**Task brief:** "esign" is the word to look for; say how many lines of the listing below contain it, and nothing else.

**Data for the task:**
------------------------------------------------------------

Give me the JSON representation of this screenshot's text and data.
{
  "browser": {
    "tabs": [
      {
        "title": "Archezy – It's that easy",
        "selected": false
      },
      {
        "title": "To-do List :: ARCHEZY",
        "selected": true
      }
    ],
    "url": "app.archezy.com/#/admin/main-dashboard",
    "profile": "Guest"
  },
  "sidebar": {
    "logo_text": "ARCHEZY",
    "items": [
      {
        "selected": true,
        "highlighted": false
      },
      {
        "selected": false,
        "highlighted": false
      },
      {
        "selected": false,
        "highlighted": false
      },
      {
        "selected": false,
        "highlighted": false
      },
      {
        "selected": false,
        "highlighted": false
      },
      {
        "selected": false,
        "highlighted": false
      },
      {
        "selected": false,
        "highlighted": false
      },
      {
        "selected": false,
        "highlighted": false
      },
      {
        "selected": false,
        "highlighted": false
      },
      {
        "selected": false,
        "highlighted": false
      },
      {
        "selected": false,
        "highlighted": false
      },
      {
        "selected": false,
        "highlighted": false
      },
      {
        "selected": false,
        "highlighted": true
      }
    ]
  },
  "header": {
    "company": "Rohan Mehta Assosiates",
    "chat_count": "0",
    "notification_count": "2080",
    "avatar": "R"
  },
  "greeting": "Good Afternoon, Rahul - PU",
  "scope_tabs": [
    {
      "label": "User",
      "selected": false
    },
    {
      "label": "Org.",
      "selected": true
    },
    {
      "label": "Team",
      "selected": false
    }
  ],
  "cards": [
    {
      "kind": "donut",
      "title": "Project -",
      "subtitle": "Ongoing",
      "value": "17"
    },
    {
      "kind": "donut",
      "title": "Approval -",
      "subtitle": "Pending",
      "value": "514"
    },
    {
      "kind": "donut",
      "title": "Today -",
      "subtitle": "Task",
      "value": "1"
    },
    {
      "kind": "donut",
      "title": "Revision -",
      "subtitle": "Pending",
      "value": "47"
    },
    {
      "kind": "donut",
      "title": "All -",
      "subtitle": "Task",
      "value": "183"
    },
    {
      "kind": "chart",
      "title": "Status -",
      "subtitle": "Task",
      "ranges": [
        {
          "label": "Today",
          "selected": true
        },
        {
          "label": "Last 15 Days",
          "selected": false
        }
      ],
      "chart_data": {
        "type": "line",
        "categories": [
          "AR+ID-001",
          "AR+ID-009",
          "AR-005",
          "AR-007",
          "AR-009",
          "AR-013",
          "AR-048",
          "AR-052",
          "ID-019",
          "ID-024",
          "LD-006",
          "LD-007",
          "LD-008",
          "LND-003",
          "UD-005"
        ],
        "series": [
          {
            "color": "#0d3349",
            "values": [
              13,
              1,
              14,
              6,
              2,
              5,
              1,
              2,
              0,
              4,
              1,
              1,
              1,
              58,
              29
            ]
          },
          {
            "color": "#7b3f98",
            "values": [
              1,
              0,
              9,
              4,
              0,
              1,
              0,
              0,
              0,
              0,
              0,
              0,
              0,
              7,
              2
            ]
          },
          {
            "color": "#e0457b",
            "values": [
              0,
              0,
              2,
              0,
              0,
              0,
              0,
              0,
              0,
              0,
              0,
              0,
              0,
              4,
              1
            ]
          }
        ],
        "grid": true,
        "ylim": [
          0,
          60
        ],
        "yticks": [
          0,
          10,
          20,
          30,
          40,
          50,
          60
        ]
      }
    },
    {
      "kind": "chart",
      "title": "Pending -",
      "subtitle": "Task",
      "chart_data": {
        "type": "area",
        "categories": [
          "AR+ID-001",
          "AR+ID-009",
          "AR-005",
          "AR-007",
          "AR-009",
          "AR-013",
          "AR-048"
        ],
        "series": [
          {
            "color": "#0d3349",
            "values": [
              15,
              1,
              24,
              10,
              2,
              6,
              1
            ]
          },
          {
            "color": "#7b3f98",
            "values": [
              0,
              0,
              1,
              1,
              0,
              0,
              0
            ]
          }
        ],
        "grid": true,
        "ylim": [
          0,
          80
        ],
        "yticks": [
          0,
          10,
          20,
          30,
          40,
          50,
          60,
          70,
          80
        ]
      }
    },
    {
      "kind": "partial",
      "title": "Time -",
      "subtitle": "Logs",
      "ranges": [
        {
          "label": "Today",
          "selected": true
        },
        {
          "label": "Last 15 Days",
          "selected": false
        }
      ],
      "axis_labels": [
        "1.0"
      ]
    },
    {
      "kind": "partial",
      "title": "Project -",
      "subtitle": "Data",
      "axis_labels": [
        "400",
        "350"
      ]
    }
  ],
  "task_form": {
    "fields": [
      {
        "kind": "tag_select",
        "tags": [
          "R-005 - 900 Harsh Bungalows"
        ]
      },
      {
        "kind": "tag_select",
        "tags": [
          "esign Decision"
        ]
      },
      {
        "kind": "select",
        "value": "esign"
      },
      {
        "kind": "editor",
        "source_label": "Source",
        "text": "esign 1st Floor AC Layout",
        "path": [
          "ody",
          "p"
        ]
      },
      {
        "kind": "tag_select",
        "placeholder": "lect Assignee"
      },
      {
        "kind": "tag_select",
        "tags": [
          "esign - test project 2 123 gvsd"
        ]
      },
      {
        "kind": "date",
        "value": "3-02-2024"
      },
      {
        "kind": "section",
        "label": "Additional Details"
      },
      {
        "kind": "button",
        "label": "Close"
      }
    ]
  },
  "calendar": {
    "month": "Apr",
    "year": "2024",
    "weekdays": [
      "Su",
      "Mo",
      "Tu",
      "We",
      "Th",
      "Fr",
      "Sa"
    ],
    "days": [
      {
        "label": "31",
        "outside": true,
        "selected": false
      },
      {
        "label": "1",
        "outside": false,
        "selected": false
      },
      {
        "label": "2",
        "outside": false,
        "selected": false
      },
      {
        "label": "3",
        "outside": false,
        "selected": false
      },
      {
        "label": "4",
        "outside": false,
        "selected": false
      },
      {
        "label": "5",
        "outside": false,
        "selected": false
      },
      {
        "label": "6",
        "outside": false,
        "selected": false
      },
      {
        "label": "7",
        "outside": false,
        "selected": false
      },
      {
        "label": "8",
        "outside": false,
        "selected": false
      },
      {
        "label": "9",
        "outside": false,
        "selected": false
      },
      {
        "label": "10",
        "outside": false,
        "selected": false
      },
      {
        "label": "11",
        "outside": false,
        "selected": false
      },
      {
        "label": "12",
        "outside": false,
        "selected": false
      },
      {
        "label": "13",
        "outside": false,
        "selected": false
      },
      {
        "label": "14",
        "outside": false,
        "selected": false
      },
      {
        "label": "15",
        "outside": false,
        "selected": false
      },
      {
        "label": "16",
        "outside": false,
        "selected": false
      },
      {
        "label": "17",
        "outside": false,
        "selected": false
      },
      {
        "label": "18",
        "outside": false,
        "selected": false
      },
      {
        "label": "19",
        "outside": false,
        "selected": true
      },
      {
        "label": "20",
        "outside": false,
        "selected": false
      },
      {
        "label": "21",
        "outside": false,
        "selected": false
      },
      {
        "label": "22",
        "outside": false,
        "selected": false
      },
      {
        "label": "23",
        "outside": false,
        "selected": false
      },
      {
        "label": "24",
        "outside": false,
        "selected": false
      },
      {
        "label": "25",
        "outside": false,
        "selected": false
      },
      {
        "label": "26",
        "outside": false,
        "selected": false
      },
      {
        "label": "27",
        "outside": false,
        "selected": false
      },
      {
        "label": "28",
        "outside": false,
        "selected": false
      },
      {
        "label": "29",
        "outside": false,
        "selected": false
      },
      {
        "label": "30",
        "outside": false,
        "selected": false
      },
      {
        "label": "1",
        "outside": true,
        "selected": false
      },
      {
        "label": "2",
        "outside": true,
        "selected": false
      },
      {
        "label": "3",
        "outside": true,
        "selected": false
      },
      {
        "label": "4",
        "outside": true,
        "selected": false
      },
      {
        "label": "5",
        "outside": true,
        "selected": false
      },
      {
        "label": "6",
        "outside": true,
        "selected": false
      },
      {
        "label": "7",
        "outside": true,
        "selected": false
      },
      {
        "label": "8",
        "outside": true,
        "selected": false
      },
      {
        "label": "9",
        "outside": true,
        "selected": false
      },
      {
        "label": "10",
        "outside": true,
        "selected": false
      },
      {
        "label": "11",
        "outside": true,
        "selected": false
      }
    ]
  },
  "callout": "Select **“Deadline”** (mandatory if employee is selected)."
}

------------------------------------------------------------

**Your solution:** 4